In New Jersey, if you accept bitcoin as a retailer, you must collect sales tax — twice. That’s the word from the New Jersey Division of Taxation, which has issued a technical advisory memorandum spelling out the tax implications of cryptocurrency in the Garden State.
According to the state, bitcoin and other virtual currencies are treated as property, and a retail sale that’s paid for with bitcoin is treated as a barter transaction — which, the state says, actually consists of two separate sale transactions, because each party “gives something of value to the other in order to receive something of value in return,” according to the memorandum.
The memorandum continues: “As a result, if a seller uses convertible virtual currency as consideration for goods or services, sales tax is due based on the amount allowed in exchange for the virtual currency. If the customer that provides convertible virtual currency in the trade receives property that is subject to tax, the customer owes tax based on the market value of the virtual currency at the time of the transaction, converted to U.S. dollars.”
New Jersey’s current sales tax rate is 7 percent, with some exceptions that can make it lower, according to TaxRates.com. It’s the responsibility of sellers to keep track of documentation, including the dollar value of bitcoin at the time of the transaction, and remit any sales taxes due — in U.S. dollars — to the state.
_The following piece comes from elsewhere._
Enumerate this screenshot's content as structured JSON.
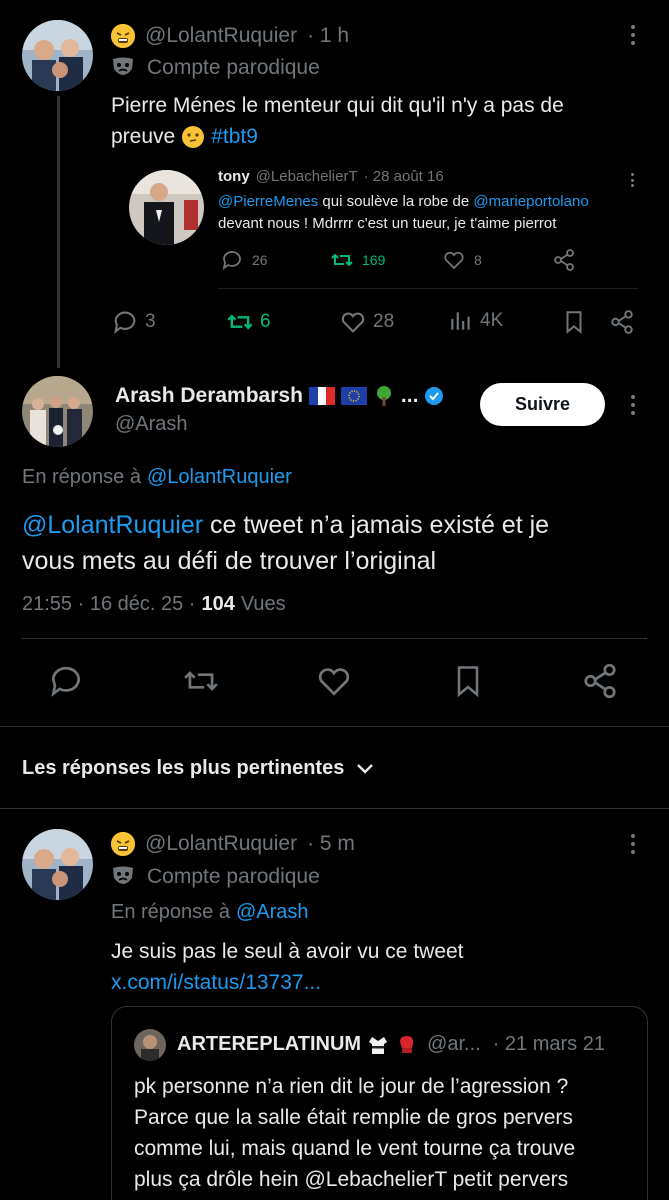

Odd as the double-sales-tax treatment sounds, it’s in line with an IRS notice in March that said bitcoin should be treated as property for tax purposes. According to the Bitcoin Foundation, that “may make compliance with tax laws unnecessarily cumbersome and imposes untenable recording and reporting requirements on its users,” NEWSBTC reported.
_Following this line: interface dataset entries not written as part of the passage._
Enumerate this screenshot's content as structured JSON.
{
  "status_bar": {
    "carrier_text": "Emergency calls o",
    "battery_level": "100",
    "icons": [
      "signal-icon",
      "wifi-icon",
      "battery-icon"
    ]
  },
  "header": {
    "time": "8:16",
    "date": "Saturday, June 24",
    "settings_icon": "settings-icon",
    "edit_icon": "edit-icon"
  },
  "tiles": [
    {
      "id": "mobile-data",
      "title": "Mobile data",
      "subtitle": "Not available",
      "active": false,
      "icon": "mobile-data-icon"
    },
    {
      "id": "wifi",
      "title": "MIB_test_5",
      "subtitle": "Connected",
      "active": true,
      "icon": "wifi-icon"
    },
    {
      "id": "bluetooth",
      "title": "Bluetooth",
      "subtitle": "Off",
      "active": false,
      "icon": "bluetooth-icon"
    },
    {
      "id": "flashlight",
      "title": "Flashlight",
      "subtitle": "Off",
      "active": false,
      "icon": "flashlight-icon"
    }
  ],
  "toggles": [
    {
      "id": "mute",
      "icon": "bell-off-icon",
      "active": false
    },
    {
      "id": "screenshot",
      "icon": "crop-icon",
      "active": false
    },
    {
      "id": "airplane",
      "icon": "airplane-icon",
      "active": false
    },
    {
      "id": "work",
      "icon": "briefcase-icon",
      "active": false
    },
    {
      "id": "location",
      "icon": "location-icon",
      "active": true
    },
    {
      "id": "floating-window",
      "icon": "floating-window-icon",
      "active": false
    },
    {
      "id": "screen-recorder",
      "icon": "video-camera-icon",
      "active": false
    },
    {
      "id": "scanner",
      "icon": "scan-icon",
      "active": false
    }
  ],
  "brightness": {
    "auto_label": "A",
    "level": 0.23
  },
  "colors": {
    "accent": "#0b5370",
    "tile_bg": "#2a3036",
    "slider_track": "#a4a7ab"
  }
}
While the New Jersey tax guidance deals with the bitcoin-as-property implications for retailers, it leaves unclear how less conventional uses of bitcoin, such as for international money transfers, might be affected.